Should You File a Software Patent?

Stephanie Stupack| March 9th

You’ve been hard at work on your latest product and you are getting ready for launch. Congratulations!

While you are proud of your work and eager to show it off, you’re probably also worried about it being stolen.

This is the time when you might find yourself asking, “Should I file a software patent?”.

Well before you do, here are a number of things to consider from our experience advising start-ups on the issue.

It’s slow. It takes years.

In 2012, there was a three-year long backlog at the United States Patent and Trademark Office (USPTO). With 2014 touting another record number of patents submitted (300,678 to be exact) it isn’t a far cry to assume that the three year delay has only grown.

It is more expensive than you think.

The cost of filing a software patent is upwards of $15,000. These costs add up quickly between filing, attorneys, and reviews. IP Watchdog gives a thorough walkthrough of just how these costs can be broken down.

If you are looking to cut costs however, don’t skimp on your attorney. A well-written patent is more likely to be granted the first time around and is the best way to save your time and wallet.

Additionally, this only reflects the costs of filing a patent, not protecting one.

It’s likely invalid, even if approved.

If well written enough, you might get approved through the USPTO. But it is almost guaranteed that you are entering a patent minefield with piles of prior art (previously submitted information relevant to a patent's claims of originality) and even larger piles of likely granted patents currently infringing upon each other and capable of being invalidated by said prior art (which isn’t too surprising with ~4,004,689 US patents currently active).

Because of the previously noted accumulation of patents, “many patents are approved becaue examiners don’t have time or resources to search all the relevant references,” explains Colleen Chien, who specializes in intellectual property at Santa Clara University School of Law.

It doesn’t serve it’s purpose unless you are able to litigate.

Patents aren’t useful until brought to court. Due to the patent overload, expecting your patent to protect itself is naive. The sheer volume of currently active 
makes the complex issue even more convoluted.

When your competitors start copying your idea, it is unlikely that they will perform a patent search. (And in fact, most companies actively avoid them, for fear of willful infringement.)

Therefore, if you actually want to put your hard-earned patent to use, it is your responsibility to send notice to potentially infringing parties -- which can start as a simple cease-and-desist or licensing offer, and end up as a decade-long court battle.
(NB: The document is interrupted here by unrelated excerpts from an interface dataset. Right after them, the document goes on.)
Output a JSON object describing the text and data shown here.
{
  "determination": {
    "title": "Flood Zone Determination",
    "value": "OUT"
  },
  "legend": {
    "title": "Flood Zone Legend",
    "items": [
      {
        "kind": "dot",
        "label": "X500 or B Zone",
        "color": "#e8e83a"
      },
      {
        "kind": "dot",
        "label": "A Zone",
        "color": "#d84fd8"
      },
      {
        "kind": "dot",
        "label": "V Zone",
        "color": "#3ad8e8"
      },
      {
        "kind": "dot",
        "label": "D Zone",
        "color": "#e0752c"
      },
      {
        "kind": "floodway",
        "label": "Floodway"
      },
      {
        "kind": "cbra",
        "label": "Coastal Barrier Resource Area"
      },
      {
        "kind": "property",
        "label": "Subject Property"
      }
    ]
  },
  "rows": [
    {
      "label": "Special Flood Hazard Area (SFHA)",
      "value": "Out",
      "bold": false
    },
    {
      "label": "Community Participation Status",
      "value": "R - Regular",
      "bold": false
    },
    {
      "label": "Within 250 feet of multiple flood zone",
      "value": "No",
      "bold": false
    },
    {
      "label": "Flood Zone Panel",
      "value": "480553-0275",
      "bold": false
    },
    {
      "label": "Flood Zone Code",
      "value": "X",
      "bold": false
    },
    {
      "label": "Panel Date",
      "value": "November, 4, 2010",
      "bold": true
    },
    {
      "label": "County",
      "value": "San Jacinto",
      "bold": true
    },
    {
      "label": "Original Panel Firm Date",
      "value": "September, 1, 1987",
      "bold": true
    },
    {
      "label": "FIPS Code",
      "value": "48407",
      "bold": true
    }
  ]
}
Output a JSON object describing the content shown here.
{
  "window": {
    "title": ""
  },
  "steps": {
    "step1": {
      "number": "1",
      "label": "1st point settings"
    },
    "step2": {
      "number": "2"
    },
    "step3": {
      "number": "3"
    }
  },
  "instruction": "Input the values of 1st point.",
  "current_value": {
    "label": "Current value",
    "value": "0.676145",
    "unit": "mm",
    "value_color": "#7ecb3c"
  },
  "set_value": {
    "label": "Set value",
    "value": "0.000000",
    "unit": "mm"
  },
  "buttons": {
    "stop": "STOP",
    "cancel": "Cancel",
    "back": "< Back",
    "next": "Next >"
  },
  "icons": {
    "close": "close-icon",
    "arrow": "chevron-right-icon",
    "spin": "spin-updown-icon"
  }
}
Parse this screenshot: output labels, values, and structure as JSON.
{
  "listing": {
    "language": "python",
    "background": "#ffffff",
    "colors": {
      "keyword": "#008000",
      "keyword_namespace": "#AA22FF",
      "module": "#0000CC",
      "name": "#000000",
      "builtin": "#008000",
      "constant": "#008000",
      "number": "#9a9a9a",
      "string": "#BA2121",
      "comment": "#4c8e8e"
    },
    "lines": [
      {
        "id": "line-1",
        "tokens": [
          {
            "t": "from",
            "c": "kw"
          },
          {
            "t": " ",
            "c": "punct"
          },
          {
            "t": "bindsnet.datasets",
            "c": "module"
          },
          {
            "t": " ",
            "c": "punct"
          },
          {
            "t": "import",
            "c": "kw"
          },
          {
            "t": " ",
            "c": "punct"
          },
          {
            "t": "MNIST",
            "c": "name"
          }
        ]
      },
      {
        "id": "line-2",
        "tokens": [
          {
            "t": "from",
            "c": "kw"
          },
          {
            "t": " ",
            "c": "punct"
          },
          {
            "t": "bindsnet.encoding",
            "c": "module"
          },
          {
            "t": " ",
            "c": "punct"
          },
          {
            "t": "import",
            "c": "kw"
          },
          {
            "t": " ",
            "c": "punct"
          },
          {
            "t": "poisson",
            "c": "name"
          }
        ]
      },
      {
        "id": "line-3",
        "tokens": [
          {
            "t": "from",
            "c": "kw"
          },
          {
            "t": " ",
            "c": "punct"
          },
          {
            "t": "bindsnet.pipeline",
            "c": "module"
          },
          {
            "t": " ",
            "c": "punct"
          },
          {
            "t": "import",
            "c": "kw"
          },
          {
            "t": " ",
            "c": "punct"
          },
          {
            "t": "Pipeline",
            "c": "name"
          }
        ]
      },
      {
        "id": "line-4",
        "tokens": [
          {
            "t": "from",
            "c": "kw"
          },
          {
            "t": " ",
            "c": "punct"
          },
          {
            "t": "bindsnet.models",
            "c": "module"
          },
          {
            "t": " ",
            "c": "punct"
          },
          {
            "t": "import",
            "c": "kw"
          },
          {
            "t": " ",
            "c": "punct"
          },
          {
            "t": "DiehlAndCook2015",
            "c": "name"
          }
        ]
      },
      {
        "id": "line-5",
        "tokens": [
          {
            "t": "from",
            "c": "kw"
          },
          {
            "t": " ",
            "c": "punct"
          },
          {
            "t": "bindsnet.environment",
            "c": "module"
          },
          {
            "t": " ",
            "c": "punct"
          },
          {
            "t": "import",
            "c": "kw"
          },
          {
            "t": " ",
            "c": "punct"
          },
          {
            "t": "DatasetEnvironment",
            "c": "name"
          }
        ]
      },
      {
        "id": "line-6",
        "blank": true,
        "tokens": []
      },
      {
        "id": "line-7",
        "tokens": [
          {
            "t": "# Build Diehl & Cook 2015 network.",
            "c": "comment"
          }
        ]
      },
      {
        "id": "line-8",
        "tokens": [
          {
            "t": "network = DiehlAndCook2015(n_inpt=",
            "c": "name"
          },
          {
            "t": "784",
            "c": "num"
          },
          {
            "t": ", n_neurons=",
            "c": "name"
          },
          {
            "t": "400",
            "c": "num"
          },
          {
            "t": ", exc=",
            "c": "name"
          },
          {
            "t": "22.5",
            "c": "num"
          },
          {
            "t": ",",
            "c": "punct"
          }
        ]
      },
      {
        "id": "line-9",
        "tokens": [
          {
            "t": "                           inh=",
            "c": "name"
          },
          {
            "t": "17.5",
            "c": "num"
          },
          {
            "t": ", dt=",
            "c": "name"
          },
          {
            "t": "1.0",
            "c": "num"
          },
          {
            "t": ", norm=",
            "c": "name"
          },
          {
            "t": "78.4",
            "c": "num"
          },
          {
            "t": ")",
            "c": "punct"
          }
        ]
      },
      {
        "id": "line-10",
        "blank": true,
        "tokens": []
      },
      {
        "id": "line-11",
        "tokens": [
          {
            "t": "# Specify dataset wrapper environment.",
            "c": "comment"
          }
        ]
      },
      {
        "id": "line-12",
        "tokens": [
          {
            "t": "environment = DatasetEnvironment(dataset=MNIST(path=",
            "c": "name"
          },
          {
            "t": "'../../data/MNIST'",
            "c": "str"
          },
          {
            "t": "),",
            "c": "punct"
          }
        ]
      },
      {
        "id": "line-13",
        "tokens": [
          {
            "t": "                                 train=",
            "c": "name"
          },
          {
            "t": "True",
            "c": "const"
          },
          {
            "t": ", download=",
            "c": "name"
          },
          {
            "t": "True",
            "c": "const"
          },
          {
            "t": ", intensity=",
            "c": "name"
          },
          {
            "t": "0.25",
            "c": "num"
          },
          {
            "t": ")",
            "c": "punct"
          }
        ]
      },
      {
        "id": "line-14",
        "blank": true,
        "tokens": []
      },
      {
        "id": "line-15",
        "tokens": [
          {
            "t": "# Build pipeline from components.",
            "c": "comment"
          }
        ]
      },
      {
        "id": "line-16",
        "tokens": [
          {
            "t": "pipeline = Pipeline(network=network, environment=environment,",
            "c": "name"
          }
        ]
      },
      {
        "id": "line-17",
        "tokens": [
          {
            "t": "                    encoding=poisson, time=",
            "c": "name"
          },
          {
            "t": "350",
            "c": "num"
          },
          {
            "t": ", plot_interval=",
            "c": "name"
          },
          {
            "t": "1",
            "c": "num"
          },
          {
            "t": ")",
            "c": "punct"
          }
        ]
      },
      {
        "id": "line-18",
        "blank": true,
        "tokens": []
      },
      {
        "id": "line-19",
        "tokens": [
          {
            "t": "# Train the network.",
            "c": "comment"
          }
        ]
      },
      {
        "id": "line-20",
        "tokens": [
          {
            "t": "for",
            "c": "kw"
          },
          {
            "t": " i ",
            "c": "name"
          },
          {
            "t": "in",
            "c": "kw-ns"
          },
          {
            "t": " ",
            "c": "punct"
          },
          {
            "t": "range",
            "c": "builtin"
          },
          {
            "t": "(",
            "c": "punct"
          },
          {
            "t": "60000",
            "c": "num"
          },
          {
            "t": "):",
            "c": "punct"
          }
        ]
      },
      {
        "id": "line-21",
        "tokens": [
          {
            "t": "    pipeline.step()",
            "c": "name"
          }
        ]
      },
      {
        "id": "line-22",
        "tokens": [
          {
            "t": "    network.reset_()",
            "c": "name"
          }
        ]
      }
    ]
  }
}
This is why patents don’t make sense for a business whose strategy does not already include litigation.

And the true cost of patent litigation? It can push that patent price tag from $15,000 to upwards of $10 million!

Investors may like it.

There is only one semi-immediate ROI for purchasing $15,000 worth of lawyers for early stage startups: it can act as an antidote to the perceived barrier to entry for investors. Investors will take anything they can get to de-risk their investment, and patent applications are an easy, tangible way of doing so.


If you’ve invested a lot of money in R&D, you’re planning on paying for great lawyers to write a strong patent, and you’ll have the money for litigation — it might be worth it.

However, by spending $15,000 on acquiring users instead, you can also create long-lasting value for your business that will end up meaning fa
r more to an investor than a patent application. Traction and brand recognition (driven by an excellent product of course) is the only practical protection one can have in many markets.

There are places for patents, namely highly specialized technology with significant upfront R&D costs (think medical industry), backed by a firm with deep pockets to litigate as necessary. But the rest of us should focus on building great products, expanding user bases, and cross our fingers.

Disclaimer: This information is only provided for reference and does not constitute and/or is not a substitute for legal advice. Please contact a patent attorney for your specific strategy on patents.

Stephanie Stupack
Enduring optimist, obsessed task-master, and addicted candy lover.